Image courtesy of FitnessGenes
Personal training is becoming more personal still, thanks to DNA-sequencing service FitnessGenes. You supply a sample of saliva in a sealed pot and, from that, it devises a diet plan ostensibly based on your unique genetic make-up, identifying whether you’re predisposed to high carb or high fat, lactose or gluten. Such nutrigenomic tests are compelling in theory, and the advice they offer is often sound, even if much of it would be applicable to most people. Some studies suggest that you’re more likely to adhere to the recommendations because they are “tailored” for you. A meta-analysis of research found that solid scientific backing is “currently lacking”. Brave New World, then, or a little too novel? It remains to be seen, but one thing’s for sure. This is going to be a growth industry this year.
05. Making waves
Metabolic London. Photograph by Hannah Elizabeth, Metabolic London
Compared to the bike and treadmill, the rowing machine is neglected by most gym-goers, class instructors and studio owners. But a sea change is taking place, with a fleet of new rowing-centric studios. CITYROW in New York features wooden WaterRower machines that, as well as looking swish, provide dynamic resistance, thanks to the H2O sloshing around their transparent tanks. On UK shores, the Meta-Row class at the pleasingly monochrome Metabolic London consists of four rounds that alternate between lifting and the good old ergometer. It won’t take you four rounds to appreciate that rowing incorporates up to 85 per cent of your muscles as well as your lungs – both upper and lower body, anaerobic and aerobic systems. In other words, it hits parts that the bike and treadmill don’t. One study found that high-intensity intervals on the rower were as demanding as mixed martial arts training. And presumably left subjects gasping for air like they’d just been released from a chokehold.
06. Beach-ready meals
The Ultimate Spring Green Pea Burger with Green Mayo. Photograph courtesy of Spring Green
Whether 80 per cent of the battle or not, the real struggle is diet, not exercise. But if abs are made in the kitchen, you can get someone else to do it. MunchFit is one of the providers that is elevating fitness food beyond the standard depressing fare, and taking out all the effort. (It’s also catering the lounge at E by Equinox St James’s as well as Barry’s Bootcamp and boxing gym BXR.) Meal delivery services are becoming increasingly popular, appealing to the time-poor, cooking-averse and the health-conscious. London’s Spring Green was founded on these principles, and offers packages of dairy-free, wheat-free and low-sugar meals with a plant-based focus, to help promote a healthier lifestyle. Whether you want to lose lard or beef up, letting someone else do the heavy lifting of macro-calculating is an appetising prospect. You’re also delivering yourself from the temptation to just order a pizza. Besides, why endure plain chicken breast with boiled rice and steamed broccoli when you can enjoy chef-prepared tikka chicken breast with mango, coconut and almond brown rice and raita?

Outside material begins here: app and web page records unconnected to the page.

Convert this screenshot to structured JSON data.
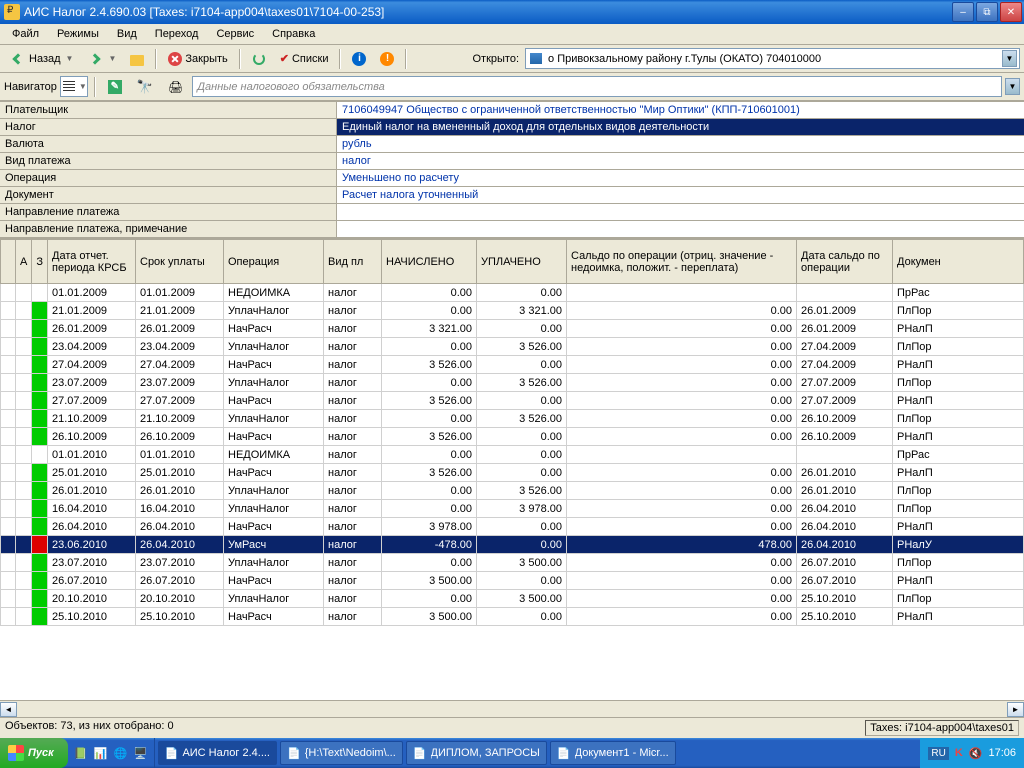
{
  "window": {
    "title": "АИС Налог 2.4.690.03 [Taxes: i7104-app004\\taxes01\\7104-00-253]"
  },
  "menubar": [
    "Файл",
    "Режимы",
    "Вид",
    "Переход",
    "Сервис",
    "Справка"
  ],
  "toolbar": {
    "back": "Назад",
    "close": "Закрыть",
    "lists": "Списки",
    "opened_label": "Открыто:",
    "opened_value": "о Привокзальному району г.Тулы (ОКАТО) 704010000"
  },
  "navigator": {
    "label": "Навигатор",
    "breadcrumb": "Данные налогового обязательства"
  },
  "form": {
    "rows": [
      {
        "label": "Плательщик",
        "value": "7106049947   Общество с ограниченной ответственностью \"Мир Оптики\" (КПП-710601001)",
        "hl": false
      },
      {
        "label": "Налог",
        "value": "Единый налог на вмененный доход для отдельных видов деятельности",
        "hl": true
      },
      {
        "label": "Валюта",
        "value": "рубль",
        "hl": false
      },
      {
        "label": "Вид платежа",
        "value": "налог",
        "hl": false
      },
      {
        "label": "Операция",
        "value": "Уменьшено по расчету",
        "hl": false
      },
      {
        "label": "Документ",
        "value": "Расчет налога уточненный",
        "hl": false
      },
      {
        "label": "Направление платежа",
        "value": "",
        "hl": false
      },
      {
        "label": "Направление платежа, примечание",
        "value": "",
        "hl": false
      }
    ]
  },
  "grid": {
    "headers": {
      "a": "А",
      "z": "З",
      "period": "Дата отчет. периода КРСБ",
      "due": "Срок уплаты",
      "op": "Операция",
      "pay_type": "Вид пл",
      "accrued": "НАЧИСЛЕНО",
      "paid": "УПЛАЧЕНО",
      "balance": "Сальдо по операции (отриц. значение - недоимка, положит. - переплата)",
      "balance_date": "Дата сальдо по операции",
      "doc": "Докумен"
    },
    "rows": [
      {
        "m": "",
        "period": "01.01.2009",
        "due": "01.01.2009",
        "op": "НЕДОИМКА",
        "pt": "налог",
        "acc": "0.00",
        "paid": "0.00",
        "bal": "",
        "bdate": "",
        "doc": "ПрРас",
        "sel": false
      },
      {
        "m": "g",
        "period": "21.01.2009",
        "due": "21.01.2009",
        "op": "УплачНалог",
        "pt": "налог",
        "acc": "0.00",
        "paid": "3 321.00",
        "bal": "0.00",
        "bdate": "26.01.2009",
        "doc": "ПлПор",
        "sel": false
      },
      {
        "m": "g",
        "period": "26.01.2009",
        "due": "26.01.2009",
        "op": "НачРасч",
        "pt": "налог",
        "acc": "3 321.00",
        "paid": "0.00",
        "bal": "0.00",
        "bdate": "26.01.2009",
        "doc": "РНалП",
        "sel": false
      },
      {
        "m": "g",
        "period": "23.04.2009",
        "due": "23.04.2009",
        "op": "УплачНалог",
        "pt": "налог",
        "acc": "0.00",
        "paid": "3 526.00",
        "bal": "0.00",
        "bdate": "27.04.2009",
        "doc": "ПлПор",
        "sel": false
      },
      {
        "m": "g",
        "period": "27.04.2009",
        "due": "27.04.2009",
        "op": "НачРасч",
        "pt": "налог",
        "acc": "3 526.00",
        "paid": "0.00",
        "bal": "0.00",
        "bdate": "27.04.2009",
        "doc": "РНалП",
        "sel": false
      },
      {
        "m": "g",
        "period": "23.07.2009",
        "due": "23.07.2009",
        "op": "УплачНалог",
        "pt": "налог",
        "acc": "0.00",
        "paid": "3 526.00",
        "bal": "0.00",
        "bdate": "27.07.2009",
        "doc": "ПлПор",
        "sel": false
      },
      {
        "m": "g",
        "period": "27.07.2009",
        "due": "27.07.2009",
        "op": "НачРасч",
        "pt": "налог",
        "acc": "3 526.00",
        "paid": "0.00",
        "bal": "0.00",
        "bdate": "27.07.2009",
        "doc": "РНалП",
        "sel": false
      },
      {
        "m": "g",
        "period": "21.10.2009",
        "due": "21.10.2009",
        "op": "УплачНалог",
        "pt": "налог",
        "acc": "0.00",
        "paid": "3 526.00",
        "bal": "0.00",
        "bdate": "26.10.2009",
        "doc": "ПлПор",
        "sel": false
      },
      {
        "m": "g",
        "period": "26.10.2009",
        "due": "26.10.2009",
        "op": "НачРасч",
        "pt": "налог",
        "acc": "3 526.00",
        "paid": "0.00",
        "bal": "0.00",
        "bdate": "26.10.2009",
        "doc": "РНалП",
        "sel": false
      },
      {
        "m": "",
        "period": "01.01.2010",
        "due": "01.01.2010",
        "op": "НЕДОИМКА",
        "pt": "налог",
        "acc": "0.00",
        "paid": "0.00",
        "bal": "",
        "bdate": "",
        "doc": "ПрРас",
        "sel": false
      },
      {
        "m": "g",
        "period": "25.01.2010",
        "due": "25.01.2010",
        "op": "НачРасч",
        "pt": "налог",
        "acc": "3 526.00",
        "paid": "0.00",
        "bal": "0.00",
        "bdate": "26.01.2010",
        "doc": "РНалП",
        "sel": false
      },
      {
        "m": "g",
        "period": "26.01.2010",
        "due": "26.01.2010",
        "op": "УплачНалог",
        "pt": "налог",
        "acc": "0.00",
        "paid": "3 526.00",
        "bal": "0.00",
        "bdate": "26.01.2010",
        "doc": "ПлПор",
        "sel": false
      },
      {
        "m": "g",
        "period": "16.04.2010",
        "due": "16.04.2010",
        "op": "УплачНалог",
        "pt": "налог",
        "acc": "0.00",
        "paid": "3 978.00",
        "bal": "0.00",
        "bdate": "26.04.2010",
        "doc": "ПлПор",
        "sel": false
      },
      {
        "m": "g",
        "period": "26.04.2010",
        "due": "26.04.2010",
        "op": "НачРасч",
        "pt": "налог",
        "acc": "3 978.00",
        "paid": "0.00",
        "bal": "0.00",
        "bdate": "26.04.2010",
        "doc": "РНалП",
        "sel": false
      },
      {
        "m": "r",
        "period": "23.06.2010",
        "due": "26.04.2010",
        "op": "УмРасч",
        "pt": "налог",
        "acc": "-478.00",
        "paid": "0.00",
        "bal": "478.00",
        "bdate": "26.04.2010",
        "doc": "РНалУ",
        "sel": true
      },
      {
        "m": "g",
        "period": "23.07.2010",
        "due": "23.07.2010",
        "op": "УплачНалог",
        "pt": "налог",
        "acc": "0.00",
        "paid": "3 500.00",
        "bal": "0.00",
        "bdate": "26.07.2010",
        "doc": "ПлПор",
        "sel": false
      },
      {
        "m": "g",
        "period": "26.07.2010",
        "due": "26.07.2010",
        "op": "НачРасч",
        "pt": "налог",
        "acc": "3 500.00",
        "paid": "0.00",
        "bal": "0.00",
        "bdate": "26.07.2010",
        "doc": "РНалП",
        "sel": false
      },
      {
        "m": "g",
        "period": "20.10.2010",
        "due": "20.10.2010",
        "op": "УплачНалог",
        "pt": "налог",
        "acc": "0.00",
        "paid": "3 500.00",
        "bal": "0.00",
        "bdate": "25.10.2010",
        "doc": "ПлПор",
        "sel": false
      },
      {
        "m": "g",
        "period": "25.10.2010",
        "due": "25.10.2010",
        "op": "НачРасч",
        "pt": "налог",
        "acc": "3 500.00",
        "paid": "0.00",
        "bal": "0.00",
        "bdate": "25.10.2010",
        "doc": "РНалП",
        "sel": false
      }
    ]
  },
  "statusbar": {
    "left": "Объектов: 73, из них отобрано: 0",
    "right": "Taxes: i7104-app004\\taxes01"
  },
  "taskbar": {
    "start": "Пуск",
    "items": [
      {
        "label": "АИС Налог 2.4....",
        "active": true
      },
      {
        "label": "{H:\\Text\\Nedoim\\...",
        "active": false
      },
      {
        "label": "ДИПЛОМ, ЗАПРОСЫ",
        "active": false
      },
      {
        "label": "Документ1 - Micr...",
        "active": false
      }
    ],
    "lang": "RU",
    "clock": "17:06"
  }
}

07. Upgrade your PT
Photograph courtesy of TechnoGym
Robots will apparently steal all of our jobs eventually, but it’s your personal trainer who should be sweating in the short term. Artificial intelligence could also make one-size-fits-all fitness apps redundant, instead recruiting Skynet-style tech to create bespoke programmes. In another lunge towards the singularity, the German maker of the hugely popular Freeletics Gym app (14 million users and rep-counting) has already been trialling a machine-learning “digital coach” that adjusts your routine based on your progress and feedback. Meanwhile Technogym, the Italian manufacturer of upwardly mobile workout equipment that can connect to your Apple Watch, is in the process of integrating its Mywellness cloud platform with IBM’s Watson AI to build a “human-like” virtual trainer that can manage data from your treadmill and mobile, evaluate your results and interact with you in a not at all creepy way. (Technogym suggests this will benefit analogue personal trainers by allowing them to keep tabs on clients when they’re travelling.) Alexa, do you even lift?